[Interface dataset entries]
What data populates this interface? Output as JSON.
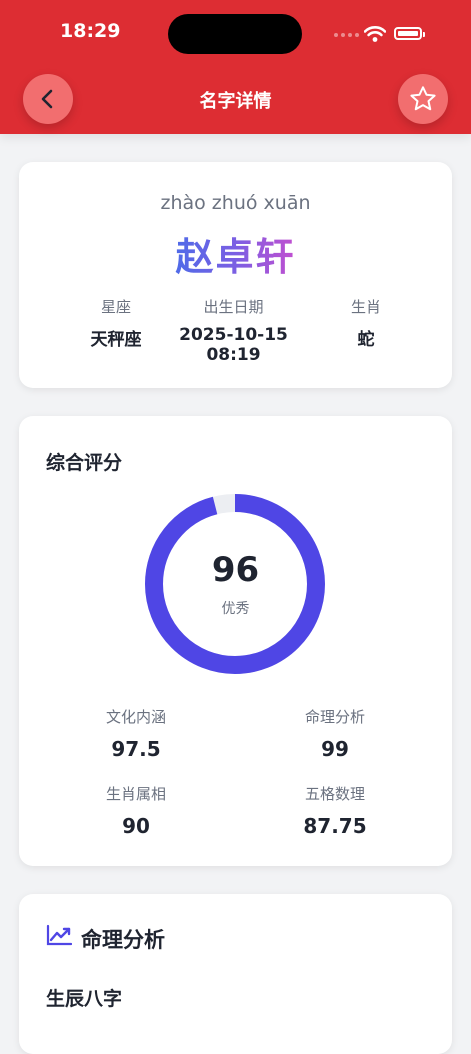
{
  "status_bar": {
    "time": "18:29"
  },
  "header": {
    "title": "名字详情"
  },
  "name_card": {
    "pinyin": "zhào zhuó xuān",
    "name": "赵卓轩",
    "info": [
      {
        "label": "星座",
        "value": "天秤座"
      },
      {
        "label": "出生日期",
        "value": "2025-10-15 08:19"
      },
      {
        "label": "生肖",
        "value": "蛇"
      }
    ]
  },
  "score_card": {
    "title": "综合评分",
    "score": "96",
    "score_fraction": 0.96,
    "level": "优秀",
    "metrics": [
      {
        "label": "文化内涵",
        "value": "97.5"
      },
      {
        "label": "命理分析",
        "value": "99"
      },
      {
        "label": "生肖属相",
        "value": "90"
      },
      {
        "label": "五格数理",
        "value": "87.75"
      }
    ]
  },
  "analysis_card": {
    "title": "命理分析",
    "subtitle": "生辰八字"
  },
  "colors": {
    "header": "#dd2d33",
    "button": "#f26e6f",
    "ring": "#4f46e5",
    "ring_track": "#eceef2"
  },
  "icons": {
    "back": "chevron-left-icon",
    "favorite": "star-outline-icon",
    "analysis": "trending-chart-icon"
  }
}
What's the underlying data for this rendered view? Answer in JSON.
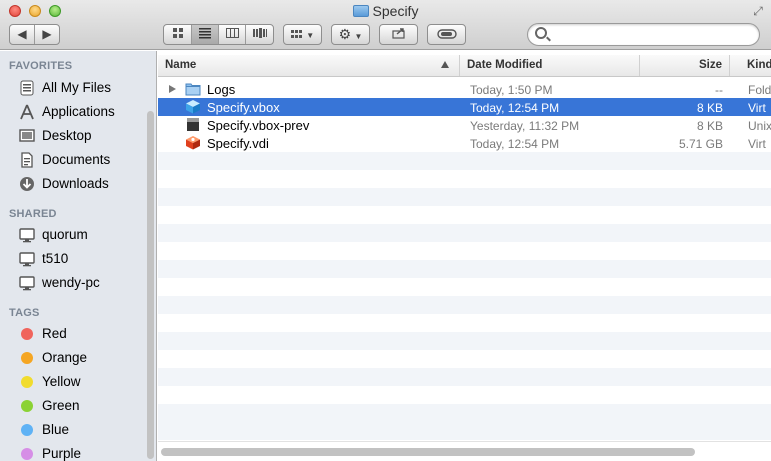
{
  "window": {
    "title": "Specify"
  },
  "toolbar": {
    "view_icon": "icon-view",
    "list_icon": "list-view",
    "column_icon": "column-view",
    "coverflow_icon": "coverflow-view",
    "arrange_icon": "arrange-menu",
    "action_icon": "gear-action-menu",
    "share_icon": "share",
    "tags_icon": "edit-tags",
    "search_placeholder": ""
  },
  "sidebar": {
    "favorites_header": "FAVORITES",
    "favorites": [
      {
        "label": "All My Files",
        "icon": "all-files-icon"
      },
      {
        "label": "Applications",
        "icon": "applications-icon"
      },
      {
        "label": "Desktop",
        "icon": "desktop-icon"
      },
      {
        "label": "Documents",
        "icon": "documents-icon"
      },
      {
        "label": "Downloads",
        "icon": "downloads-icon"
      }
    ],
    "shared_header": "SHARED",
    "shared": [
      {
        "label": "quorum",
        "icon": "computer-icon"
      },
      {
        "label": "t510",
        "icon": "computer-icon"
      },
      {
        "label": "wendy-pc",
        "icon": "computer-icon"
      }
    ],
    "tags_header": "TAGS",
    "tags": [
      {
        "label": "Red",
        "color": "#f0645c"
      },
      {
        "label": "Orange",
        "color": "#f5a623"
      },
      {
        "label": "Yellow",
        "color": "#f1dc2e"
      },
      {
        "label": "Green",
        "color": "#8bd234"
      },
      {
        "label": "Blue",
        "color": "#5fb2f5"
      },
      {
        "label": "Purple",
        "color": "#d68ee6"
      }
    ]
  },
  "columns": {
    "name": "Name",
    "date": "Date Modified",
    "size": "Size",
    "kind": "Kind"
  },
  "files": [
    {
      "name": "Logs",
      "date": "Today, 1:50 PM",
      "size": "--",
      "kind": "Fold",
      "icon": "folder-icon",
      "selected": false
    },
    {
      "name": "Specify.vbox",
      "date": "Today, 12:54 PM",
      "size": "8 KB",
      "kind": "Virt",
      "icon": "vbox-icon",
      "selected": true
    },
    {
      "name": "Specify.vbox-prev",
      "date": "Yesterday, 11:32 PM",
      "size": "8 KB",
      "kind": "Unix",
      "icon": "document-icon",
      "selected": false
    },
    {
      "name": "Specify.vdi",
      "date": "Today, 12:54 PM",
      "size": "5.71 GB",
      "kind": "Virt",
      "icon": "vdi-icon",
      "selected": false
    }
  ],
  "colors": {
    "selection": "#3875d7",
    "sidebar_bg": "#e3e7ed",
    "alt_row": "#f2f5f9"
  }
}
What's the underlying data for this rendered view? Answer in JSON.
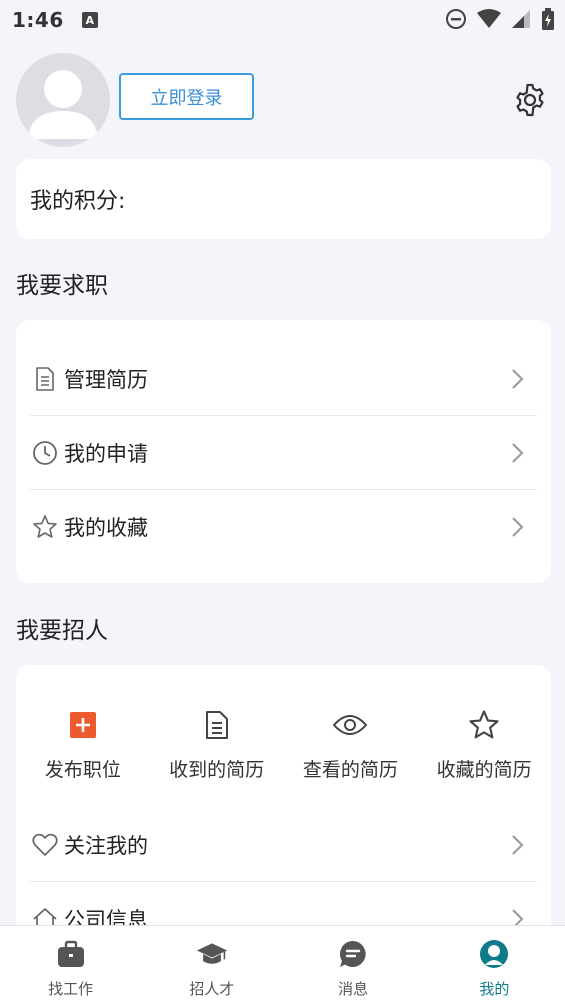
{
  "status": {
    "time": "1:46",
    "a_badge": "A"
  },
  "header": {
    "login_label": "立即登录"
  },
  "points": {
    "label": "我的积分:"
  },
  "job_seek": {
    "title": "我要求职",
    "items": [
      {
        "label": "管理简历",
        "icon": "document-icon"
      },
      {
        "label": "我的申请",
        "icon": "clock-icon"
      },
      {
        "label": "我的收藏",
        "icon": "star-icon"
      }
    ]
  },
  "recruit": {
    "title": "我要招人",
    "grid": [
      {
        "label": "发布职位",
        "icon": "add-icon"
      },
      {
        "label": "收到的简历",
        "icon": "document-icon"
      },
      {
        "label": "查看的简历",
        "icon": "eye-icon"
      },
      {
        "label": "收藏的简历",
        "icon": "star-icon"
      }
    ],
    "items": [
      {
        "label": "关注我的",
        "icon": "heart-icon"
      },
      {
        "label": "公司信息",
        "icon": "home-icon"
      }
    ]
  },
  "nav": {
    "items": [
      {
        "label": "找工作",
        "icon": "briefcase-icon"
      },
      {
        "label": "招人才",
        "icon": "graduation-cap-icon"
      },
      {
        "label": "消息",
        "icon": "message-icon"
      },
      {
        "label": "我的",
        "icon": "profile-icon"
      }
    ],
    "active_index": 3
  },
  "colors": {
    "accent": "#0f7b8a",
    "login_blue": "#3b9be0",
    "add_red": "#ec5a2e"
  }
}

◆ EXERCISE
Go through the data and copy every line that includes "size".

◆ YOUR RESPONSE
    "size": "Size",
      "size": "--",
      "size": "8 KB",
      "size": "8 KB",
      "size": "5.71 GB",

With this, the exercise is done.